Pakistani Cleric Qadri Energizes Calls for Reform
In case you care, Der Spiegel has this take on the news.
[VOA News] Tahir-ul Qadri returned to a hero's welcome in Pakistain in December, attracting thousands with calls for reforms ahead of this year's elections.
The Pak version of General Boulanger...
One of those characters the French try to forget.
What is Qadri's background?

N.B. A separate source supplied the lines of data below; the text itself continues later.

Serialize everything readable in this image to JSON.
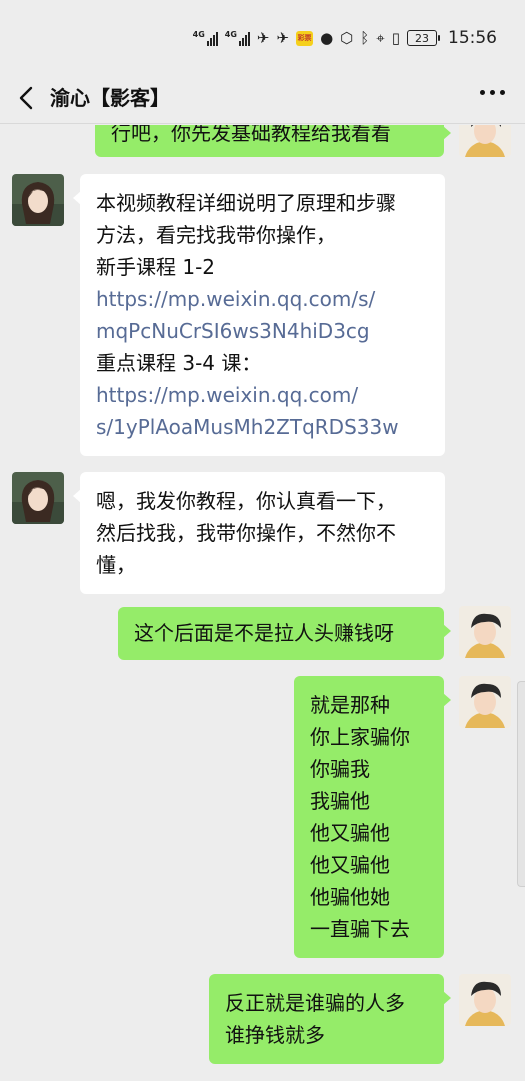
{
  "status_bar": {
    "network_1": "4G",
    "network_2": "4G",
    "badge": "彩票",
    "battery": "23",
    "time": "15:56"
  },
  "header": {
    "back_icon": "chevron-left-icon",
    "title": "渝心【影客】",
    "more_icon": "more-dots-icon"
  },
  "messages": [
    {
      "side": "right",
      "lines": [
        "行吧，你先发基础教程给我看看"
      ]
    },
    {
      "side": "left",
      "lines": [
        "本视频教程详细说明了原理和步骤",
        "方法，看完找我带你操作，",
        "新手课程 1-2",
        "https://mp.weixin.qq.com/s/",
        "mqPcNuCrSI6ws3N4hiD3cg",
        "重点课程 3-4 课：",
        "https://mp.weixin.qq.com/",
        "s/1yPlAoaMusMh2ZTqRDS33w"
      ]
    },
    {
      "side": "left",
      "lines": [
        "嗯，我发你教程，你认真看一下，",
        "然后找我，我带你操作，不然你不",
        "懂，"
      ]
    },
    {
      "side": "right",
      "lines": [
        "这个后面是不是拉人头赚钱呀"
      ]
    },
    {
      "side": "right",
      "lines": [
        "就是那种",
        "你上家骗你",
        "你骗我",
        "我骗他",
        "他又骗他",
        "他又骗他",
        "他骗他她",
        "一直骗下去"
      ]
    },
    {
      "side": "right",
      "lines": [
        "反正就是谁骗的人多",
        "谁挣钱就多"
      ]
    }
  ],
  "colors": {
    "background": "#ededed",
    "bubble_right": "#95ec69",
    "bubble_left": "#ffffff",
    "link": "#576b95"
  }
}
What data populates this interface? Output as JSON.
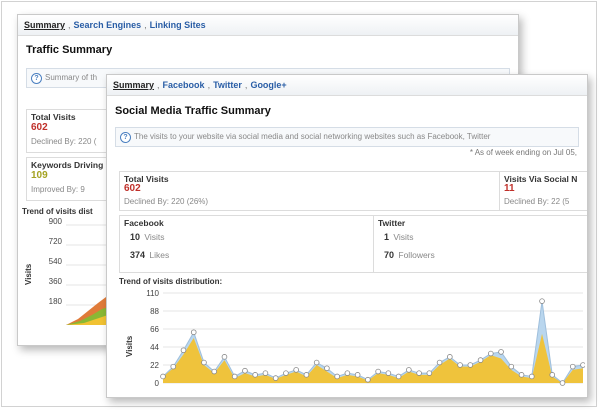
{
  "back_panel": {
    "tabs": [
      "Summary",
      "Search Engines",
      "Linking Sites"
    ],
    "title": "Traffic Summary",
    "info": "Summary of th",
    "total_visits": {
      "label": "Total Visits",
      "value": "602",
      "sub": "Declined By: 220 ("
    },
    "keywords": {
      "label": "Keywords Driving",
      "value": "109",
      "sub": "Improved By: 9"
    },
    "trend_label": "Trend of visits dist",
    "yticks": [
      "900",
      "720",
      "540",
      "360",
      "180"
    ],
    "ylabel": "Visits"
  },
  "front_panel": {
    "tabs": [
      "Summary",
      "Facebook",
      "Twitter",
      "Google+"
    ],
    "title": "Social Media Traffic Summary",
    "info": "The visits to your website via social media and social networking websites such as Facebook, Twitter",
    "note": "* As of week ending on Jul 05,",
    "total_visits": {
      "label": "Total Visits",
      "value": "602",
      "sub": "Declined By: 220 (26%)"
    },
    "visits_social": {
      "label": "Visits Via Social N",
      "value": "11",
      "sub": "Declined By: 22 (5"
    },
    "facebook": {
      "label": "Facebook",
      "visits_num": "10",
      "visits_label": "Visits",
      "likes_num": "374",
      "likes_label": "Likes"
    },
    "twitter": {
      "label": "Twitter",
      "visits_num": "1",
      "visits_label": "Visits",
      "followers_num": "70",
      "followers_label": "Followers"
    },
    "trend_label": "Trend of visits distribution:",
    "ylabel": "Visits"
  },
  "chart_data": {
    "type": "area",
    "title": "Trend of visits distribution:",
    "ylabel": "Visits",
    "y_ticks": [
      "110",
      "88",
      "66",
      "44",
      "22",
      "0"
    ],
    "ylim": [
      0,
      110
    ],
    "series": [
      {
        "color": "#b9d6ee",
        "values": [
          8,
          20,
          40,
          62,
          25,
          14,
          32,
          8,
          15,
          10,
          12,
          6,
          12,
          16,
          10,
          25,
          18,
          8,
          12,
          10,
          4,
          14,
          12,
          8,
          16,
          12,
          12,
          25,
          32,
          22,
          22,
          28,
          36,
          38,
          20,
          10,
          8,
          100,
          10,
          0,
          20,
          22
        ]
      },
      {
        "color": "#f1c232",
        "values": [
          8,
          18,
          35,
          55,
          22,
          12,
          28,
          6,
          12,
          8,
          10,
          5,
          10,
          14,
          8,
          22,
          14,
          6,
          10,
          8,
          3,
          12,
          10,
          6,
          14,
          10,
          10,
          22,
          30,
          20,
          20,
          26,
          34,
          30,
          16,
          8,
          6,
          60,
          8,
          0,
          16,
          18
        ]
      }
    ],
    "colors": {
      "back_areas": [
        "#e07b39",
        "#8ab834",
        "#f1c232"
      ]
    }
  }
}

The 62-year-old Sufi holy man first emerged on Pakistain's political scene some three decades ago, when General Muhammad Zia ul Haq
...the creepy-looking former dictator of Pakistain. Zia was an Islamic nutball who imposed his nutballery on the rest of the country with the enthusiastic assistance of the nation's religious parties, which are populated by other nutballs. He was appointed Chief of Army Staff in 1976 by Prime Minister Zulfikar Ali Bhutto, whom he hanged when he seized power. His time in office was a period of repression, with hundreds of thousands of political rivals, minorities, and journalists executed or tortured, including senior general officers convicted in coup-d'état plots, who would normally be above the law. As part of his alliance with the religious parties, his government helped run the war against the Soviets in Afghanistan, providing safe havens, American equipiment, Saudi money, and Pak handlers to selected mujaheddin. Zia died along with several of his top generals and admirals and the then United States Ambassador to Pakistain Arnold Lewis Raphel when he was assassinated in a suspicious air crash near Bahawalpur in 1988...
was in power. During that time, Qadri made a name for himself as a legal adviser on Islamic law for both the country's Supreme Court and the Federal Sharia Court of Pakistain.

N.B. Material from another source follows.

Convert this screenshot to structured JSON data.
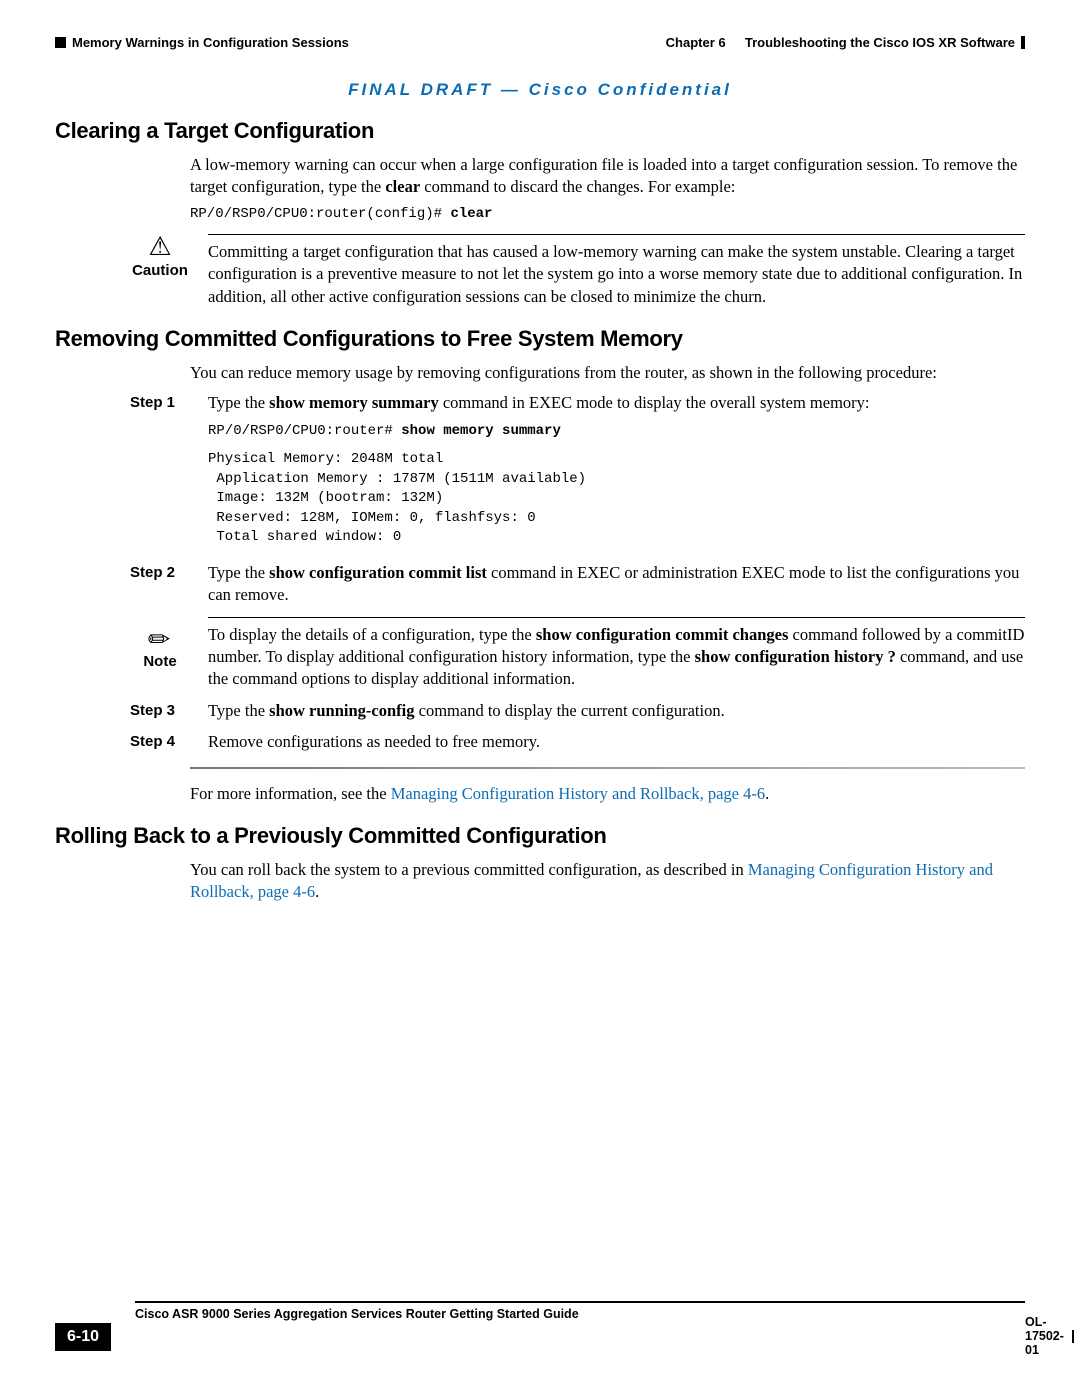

In 1981, he founded Minhaj-ul-Koran, an educational, spiritual and humanitarian non-governmental agency that now has branches in more than 90 countries. Qadri later went on to create the political party Pakistain Awami Tehrik.
Ties to the Zia ul-Haq regime. That's always comforting, isn't it?
In 2002, he won a seat in Pakistain's National Assembly under General Pervez Perv Musharraf's
... former dictator of Pakistain, who was less dictatorial and corrupt than any Pak civilian government to date ...
rule. However,
man does not live by words alone, despite the fact that sometimes he has to eat them...
he resigned two years later, condemning Pakistain's political system as corrupt. He then moved to Canada, where he became a Canadian citizen and continued his religious activities.
He hadn't noticed that Pakistain's political system was corrupt while working as part of the Zia ul-Haq regime's repression machine, and it took him two entire years for that to sink in as a member of the Pak People's Assembly. The man's brilliant.
What are his beliefs?

Qadri preaches a philosophy that promotes merging modernist views with Islam and encouraging Moslems in Western countries to become fully integrated with those societies.
The fifth column works so much better when the fifth columnists aren't sporting beards down to their belly buttons and wearing dresses.
He achieved some international fame in 2010 with his fatwa - or religious opinion - condemning terrorism.
"Terrism is... bad."
According to his group's website, Minhaj-ul-Koran's goals include promoting peace, tolerance, interfaith harmony, education, integration, community cohesion, and women's rights; engaging with young Moslems for religious moderation; and providing social welfare.
"Boulangisme: 'a vague and mystical aspiration of a nation towards a democratic, authoritarian, liberating ideal; the state of mind of a country that is searching, after the various deceptions to which she was exposed by the established parties which she had trusted up to then, and outside the usual ways, something else altogether, without knowing either what or how, and summoning all those who are dissatisfied and vanquished in its search for the unknown.'
What does he want?

Qadri returned to a hero's welcome in Pakistain in December with his message that there must be reforms ahead of this year's elections.
This is the first Pak civilian govt, whatever its faults (which are epic) to make it this close to actual elections.
Analysts say this call struck a chord with average Paks, who are upset with a status quo that includes electricity blackouts, a sluggish economy and a decade-long fight against domestic Talibs.

​​The holy man and former politician is calling for the dissolution of the current government and for early elections. His most controversial demand has been for the military to play a role in picking an interim government that would take over ahead of the vote and could stay in charge longer than normal in order to implement reforms.

Why does he face opposition?

It is his call for the military to participate in the election that has left many in the political establishment worried. For the first time in Pakistain's history, the country is poised to have a peaceful handover of power from one civilian government to another. But Qadri's demand for military involvement, as well as his ties to the Zia- and Musharraf-era governments, have led critics to accuse him of being a military puppet.

man does not live by words alone, despite the fact that sometimes he has to eat them...
experts say it is still too early to tell if Qadri is a viable threat to Pakistain's political establishment. While he has drawn crowds in the thousands, it is still nowhere near the "millions" of protesters he has promised. Also, his Canadian citizenship prevents him from running for office in Pakistain.
Posted by: Fred 2013-01-16